By Tell Judkins, Upland Game Biologist
This year’s August roadside survey results suggest northern bobwhite numbers have declined slightly from last year on average across all of Oklahoma. But when broken into regions, the north-central and northeastern parts of the state showed better quail numbers compared to August 2021.
The Oklahoma Department of Wildlife Conservation (ODWC) has conducted annual roadside surveys in August and October since 1990 to provide an index of annual quail population fluctuations. The number of quail observed is reported to provide an index of quail abundance and indicates reproductive success.
ODWC employees surveyed 81 routes in 75 of Oklahoma’s 77counties. Oklahoma and Tulsa counties are not surveyed.
The state is divided into geographic regions and ecoregions to compare the index year to year. By looking at these divisions separately, biologists get a more precise view of on-the-ground conditions in each county. These divisions also can give hunters a better idea of conditions in the county they intend to hunt.
The 2022 August roadside quail survey shows the statewide quail index down slightly from 2021, from 1.56 to 1.53 quail per route (Table 1). This is 70.02 percent below the 33-year average, and 50.47 percent below the 10-year average of 3.089 (Figure 1).
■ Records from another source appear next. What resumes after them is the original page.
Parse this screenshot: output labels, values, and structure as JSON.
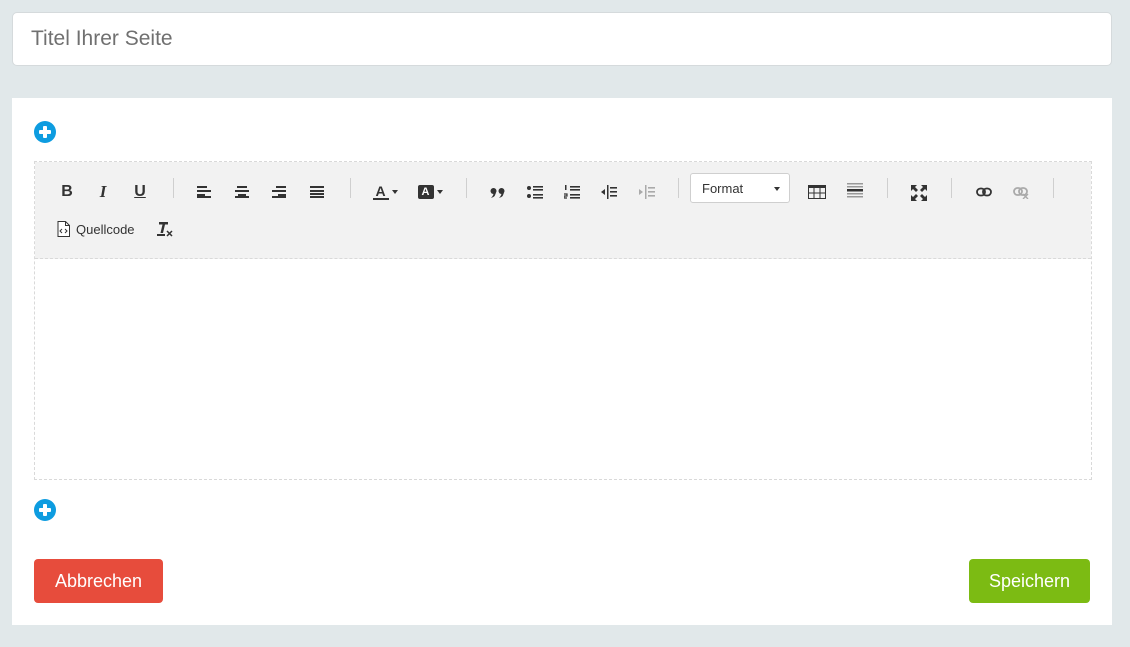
{
  "title_field": {
    "placeholder": "Titel Ihrer Seite",
    "value": ""
  },
  "toolbar": {
    "buttons": [
      {
        "name": "bold",
        "icon": "bold-icon",
        "label": "B"
      },
      {
        "name": "italic",
        "icon": "italic-icon",
        "label": "I"
      },
      {
        "name": "underline",
        "icon": "underline-icon",
        "label": "U"
      },
      {
        "name": "align-left",
        "icon": "align-left-icon"
      },
      {
        "name": "align-center",
        "icon": "align-center-icon"
      },
      {
        "name": "align-right",
        "icon": "align-right-icon"
      },
      {
        "name": "align-justify",
        "icon": "align-justify-icon"
      },
      {
        "name": "text-color",
        "icon": "text-color-icon",
        "label": "A"
      },
      {
        "name": "background-color",
        "icon": "background-color-icon",
        "label": "A"
      },
      {
        "name": "blockquote",
        "icon": "quote-icon"
      },
      {
        "name": "bullet-list",
        "icon": "bullet-list-icon"
      },
      {
        "name": "numbered-list",
        "icon": "numbered-list-icon"
      },
      {
        "name": "outdent",
        "icon": "outdent-icon"
      },
      {
        "name": "indent",
        "icon": "indent-icon",
        "disabled": true
      },
      {
        "name": "table",
        "icon": "table-icon"
      },
      {
        "name": "horizontal-rule",
        "icon": "horizontal-rule-icon"
      },
      {
        "name": "fullscreen",
        "icon": "fullscreen-icon"
      },
      {
        "name": "link",
        "icon": "link-icon"
      },
      {
        "name": "unlink",
        "icon": "unlink-icon",
        "disabled": true
      },
      {
        "name": "source-code",
        "icon": "source-code-icon"
      },
      {
        "name": "clear-formatting",
        "icon": "clear-formatting-icon"
      }
    ],
    "format_select": {
      "value": "Format"
    },
    "source_label": "Quellcode"
  },
  "actions": {
    "cancel_label": "Abbrechen",
    "save_label": "Speichern"
  },
  "colors": {
    "background": "#e1e8ea",
    "accent_blue": "#0d9ce0",
    "cancel_red": "#e74c3c",
    "save_green": "#7cbb13",
    "toolbar_bg": "#f2f2f2"
  }
}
Several theories exist as to what has caused this decline, primarily habitat loss and unfavorable weather.
Half of the observed birds were fully grown, 31.5 percent were three-fourths grown, 18.5 percent were half grown, and none were one-fourth grown. This age structure could indicate successful early broods, which might have played a part in low August survey numbers as older juvenile birds may be less likely to stay in brood groups while traveling.
Additionally, ODWC biologists have received several anecdotal reports of broods of multiple age-class young seen during the survey period in areas not along survey routes.
Results from the northeast and north-central regions of the state improved from the 2021 survey. Observations in all geographic regions of the state, other than the north-central region, are currently well below their historic 33-year average.
When evaluated across ecoregions, quail observations were a mixed bag, with four regions showing increases and five regions showing no change or decreases. (Table 2).
Winter 2021-22 again brought several cold fronts and storms that held potential for negative impacts to quail that were likely more severe in areas of marginal habitat quality. Spring and summer brought flash drought across much of the state. Rainfall during spring and summer has been sporadic, coming at times in monsoon-type storms rather than more usual systemic rains. As of Sept. 1, drought was statewide, with nearly 50 percent of the state in extreme or exceptional drought. Over the past 180 days, most of the state has received less-than-normal rainfall.
Biologists can get a better look at bird numbers by analyzing surveys on an ecoregion basis.
No scaled quail were observed during the August 2022 survey. Only a few routes in Oklahoma offer an opportunity to observe scaled quail. This is not a prediction of scaled quail abundance, but strictly an observation. ODWC biologists have received several reports of scaled quail broods in Oklahoma’s Panhandle.
In 33 years of conducting these quail surveys, the August survey’s findings have not been the most reliable when it comes to forecasting the hunting season. The annual October roadside surveys will provide a better indication of what the upcoming quail season might have in store.